Sunday, 30 March 2008

Somali bank notes: is there a copyright issue?

Reuters reports on the continuing problems faced by Somalia's central bank, which plans to revamp the country's currency in the wake of a flood of fake notes printed by local warlords and businessmen. Speaking in Kenya, the bank's director general Sharif Mohamed Hassan said that "greedy" individuals had pumped counterfeit cash into the market for years, driving the local unit to its lowest-ever level. In 1990 the Somali shilling was worth around 930 to the US dollar; by 2001 it had fallen to 14,000 and was now around 25,000 shillings to the dollar.

While currency forgery is generally seen as a fiscal and criminal issues, there are also copyright issues involved: many countries make specific provision for the copyright protection of banknotes, while others regard them as falling within the general provisions relating to the protection of authors' works. A search of WIPO's CLEA database of national intellectual property laws failed to find any materials for Somalia at all. Can any reader advise as to what the copyright provision is there?

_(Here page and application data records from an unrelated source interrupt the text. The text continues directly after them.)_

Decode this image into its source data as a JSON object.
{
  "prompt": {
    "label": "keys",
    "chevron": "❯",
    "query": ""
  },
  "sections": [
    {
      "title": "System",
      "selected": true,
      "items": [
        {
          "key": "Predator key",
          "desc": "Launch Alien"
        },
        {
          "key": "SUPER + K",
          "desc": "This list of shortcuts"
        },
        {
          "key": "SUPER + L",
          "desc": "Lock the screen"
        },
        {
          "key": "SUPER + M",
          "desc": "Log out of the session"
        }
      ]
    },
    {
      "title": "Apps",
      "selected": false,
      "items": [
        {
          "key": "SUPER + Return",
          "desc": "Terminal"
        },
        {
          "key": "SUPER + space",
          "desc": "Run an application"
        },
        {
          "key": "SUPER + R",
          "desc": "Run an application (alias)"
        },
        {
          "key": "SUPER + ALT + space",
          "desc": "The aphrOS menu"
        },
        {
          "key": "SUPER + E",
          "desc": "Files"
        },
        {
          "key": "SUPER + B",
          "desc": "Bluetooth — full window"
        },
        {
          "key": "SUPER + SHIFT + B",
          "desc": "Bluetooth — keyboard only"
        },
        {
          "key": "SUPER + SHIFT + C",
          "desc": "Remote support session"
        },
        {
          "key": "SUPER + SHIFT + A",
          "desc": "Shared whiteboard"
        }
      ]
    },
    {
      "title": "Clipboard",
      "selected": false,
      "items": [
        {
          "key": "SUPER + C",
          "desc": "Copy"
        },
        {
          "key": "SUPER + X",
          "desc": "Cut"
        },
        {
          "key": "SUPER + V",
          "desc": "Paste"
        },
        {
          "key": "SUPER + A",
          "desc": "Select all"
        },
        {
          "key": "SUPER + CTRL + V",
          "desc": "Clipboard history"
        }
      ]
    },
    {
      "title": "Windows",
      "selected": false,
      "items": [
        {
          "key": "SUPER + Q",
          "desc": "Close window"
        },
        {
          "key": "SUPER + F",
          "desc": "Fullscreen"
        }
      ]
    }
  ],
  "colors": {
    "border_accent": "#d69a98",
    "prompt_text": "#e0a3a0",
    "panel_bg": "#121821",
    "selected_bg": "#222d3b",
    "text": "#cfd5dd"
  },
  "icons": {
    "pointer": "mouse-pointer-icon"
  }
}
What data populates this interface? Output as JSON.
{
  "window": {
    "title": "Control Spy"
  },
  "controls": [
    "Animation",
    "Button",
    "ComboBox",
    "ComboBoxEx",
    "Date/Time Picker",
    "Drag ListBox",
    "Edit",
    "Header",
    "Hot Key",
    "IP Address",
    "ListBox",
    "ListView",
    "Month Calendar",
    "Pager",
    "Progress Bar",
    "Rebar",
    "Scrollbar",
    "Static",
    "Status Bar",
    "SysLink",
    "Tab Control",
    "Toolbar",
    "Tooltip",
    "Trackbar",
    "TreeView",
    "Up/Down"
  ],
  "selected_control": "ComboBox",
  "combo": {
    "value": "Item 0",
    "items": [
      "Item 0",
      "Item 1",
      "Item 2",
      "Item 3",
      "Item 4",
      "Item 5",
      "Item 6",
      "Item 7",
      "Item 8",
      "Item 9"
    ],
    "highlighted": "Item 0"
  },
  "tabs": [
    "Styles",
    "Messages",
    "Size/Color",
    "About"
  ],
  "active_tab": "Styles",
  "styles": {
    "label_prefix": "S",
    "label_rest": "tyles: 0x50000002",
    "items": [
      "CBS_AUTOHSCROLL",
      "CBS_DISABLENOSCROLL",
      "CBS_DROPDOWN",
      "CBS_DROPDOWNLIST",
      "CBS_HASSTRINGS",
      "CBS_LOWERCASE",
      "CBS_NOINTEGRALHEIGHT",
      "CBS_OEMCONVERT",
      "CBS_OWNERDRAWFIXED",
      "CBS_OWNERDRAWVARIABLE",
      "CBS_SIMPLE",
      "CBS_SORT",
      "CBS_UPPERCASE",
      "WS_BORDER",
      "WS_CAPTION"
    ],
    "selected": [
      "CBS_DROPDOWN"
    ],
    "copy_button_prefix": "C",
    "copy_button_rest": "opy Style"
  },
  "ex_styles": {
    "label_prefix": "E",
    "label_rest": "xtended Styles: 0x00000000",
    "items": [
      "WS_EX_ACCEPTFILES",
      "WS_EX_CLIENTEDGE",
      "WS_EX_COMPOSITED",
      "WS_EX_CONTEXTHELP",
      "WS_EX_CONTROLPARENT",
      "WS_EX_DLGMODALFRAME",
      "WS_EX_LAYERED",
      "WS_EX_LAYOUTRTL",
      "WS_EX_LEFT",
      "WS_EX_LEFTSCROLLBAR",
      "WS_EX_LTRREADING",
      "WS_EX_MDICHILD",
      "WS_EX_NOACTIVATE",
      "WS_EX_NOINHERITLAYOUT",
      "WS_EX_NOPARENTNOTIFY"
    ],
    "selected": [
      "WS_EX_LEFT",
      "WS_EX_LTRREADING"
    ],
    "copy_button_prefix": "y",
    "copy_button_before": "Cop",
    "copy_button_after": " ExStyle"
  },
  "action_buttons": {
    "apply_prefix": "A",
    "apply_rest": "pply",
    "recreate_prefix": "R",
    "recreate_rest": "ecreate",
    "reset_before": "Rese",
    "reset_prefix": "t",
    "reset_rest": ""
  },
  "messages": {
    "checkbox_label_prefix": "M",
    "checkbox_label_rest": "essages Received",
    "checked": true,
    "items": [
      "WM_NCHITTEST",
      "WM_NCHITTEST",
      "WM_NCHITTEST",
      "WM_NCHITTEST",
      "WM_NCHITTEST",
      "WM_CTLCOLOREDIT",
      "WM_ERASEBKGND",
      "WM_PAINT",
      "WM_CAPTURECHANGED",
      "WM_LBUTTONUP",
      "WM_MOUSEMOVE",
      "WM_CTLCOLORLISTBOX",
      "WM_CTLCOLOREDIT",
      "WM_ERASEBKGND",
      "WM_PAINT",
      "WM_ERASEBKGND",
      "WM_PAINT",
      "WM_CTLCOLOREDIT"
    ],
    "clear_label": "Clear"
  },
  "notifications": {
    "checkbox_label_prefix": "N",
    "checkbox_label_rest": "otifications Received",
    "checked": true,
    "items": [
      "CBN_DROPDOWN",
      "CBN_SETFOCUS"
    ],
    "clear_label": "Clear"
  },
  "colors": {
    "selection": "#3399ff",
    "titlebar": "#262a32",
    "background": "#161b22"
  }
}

1 comment:

Anonymous said...

Jeremy, Somalia does not appear to be a signatory to the Berne Convention for the protection of copyright, either. Do currency markings qualify for trade mark protection? They are distinctive of the only undertaking legally set-up to print money in Somalia ie the govt.